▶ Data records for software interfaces
┌────────

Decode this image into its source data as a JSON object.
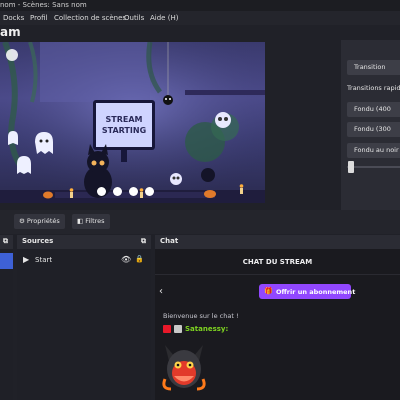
{
  "window": {
    "title": "nom - Scènes: Sans nom"
  },
  "menu": {
    "items": [
      "Docks",
      "Profil",
      "Collection de scènes",
      "Outils",
      "Aide (H)"
    ]
  },
  "studio": {
    "title": "am"
  },
  "preview": {
    "sign_line1": "STREAM",
    "sign_line2": "STARTING",
    "dots_count": 4
  },
  "transitions": {
    "transition_button": "Transition",
    "quick_label": "Transitions rapides",
    "buttons": [
      "Fondu (400",
      "Fondu (300",
      "Fondu au noir"
    ]
  },
  "toolbar": {
    "properties": "Propriétés",
    "filters": "Filtres"
  },
  "sources": {
    "title": "Sources",
    "items": [
      {
        "name": "Start"
      }
    ]
  },
  "chat": {
    "dock_title": "Chat",
    "header": "CHAT DU STREAM",
    "subscribe_button": "Offrir un abonnement",
    "welcome": "Bienvenue sur le chat !",
    "messages": [
      {
        "user": "Satanessy:"
      }
    ]
  },
  "colors": {
    "accent": "#3e61d6",
    "subscribe": "#9147ff",
    "username": "#7ed321",
    "panel_bg": "#202128"
  }
}
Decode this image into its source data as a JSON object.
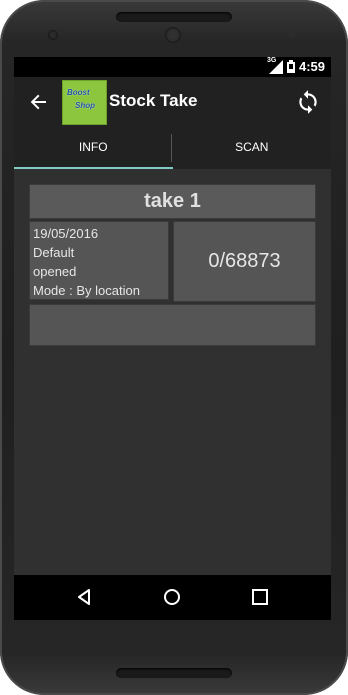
{
  "status": {
    "time": "4:59",
    "network": "3G"
  },
  "appbar": {
    "title": "Stock Take",
    "logo_line1": "Boost",
    "logo_line2": "Shop"
  },
  "tabs": [
    {
      "label": "INFO"
    },
    {
      "label": "SCAN"
    }
  ],
  "take": {
    "name": "take 1",
    "date": "19/05/2016",
    "location": "Default",
    "state": "opened",
    "mode": "Mode : By location",
    "count": "0/68873"
  },
  "colors": {
    "tab_indicator": "#80cbc4",
    "logo_bg": "#8cc63f",
    "appbar": "#212121"
  }
}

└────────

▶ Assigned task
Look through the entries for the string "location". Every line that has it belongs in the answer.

▶ Exercise result
    "location": "Default",
    "mode": "Mode : By location",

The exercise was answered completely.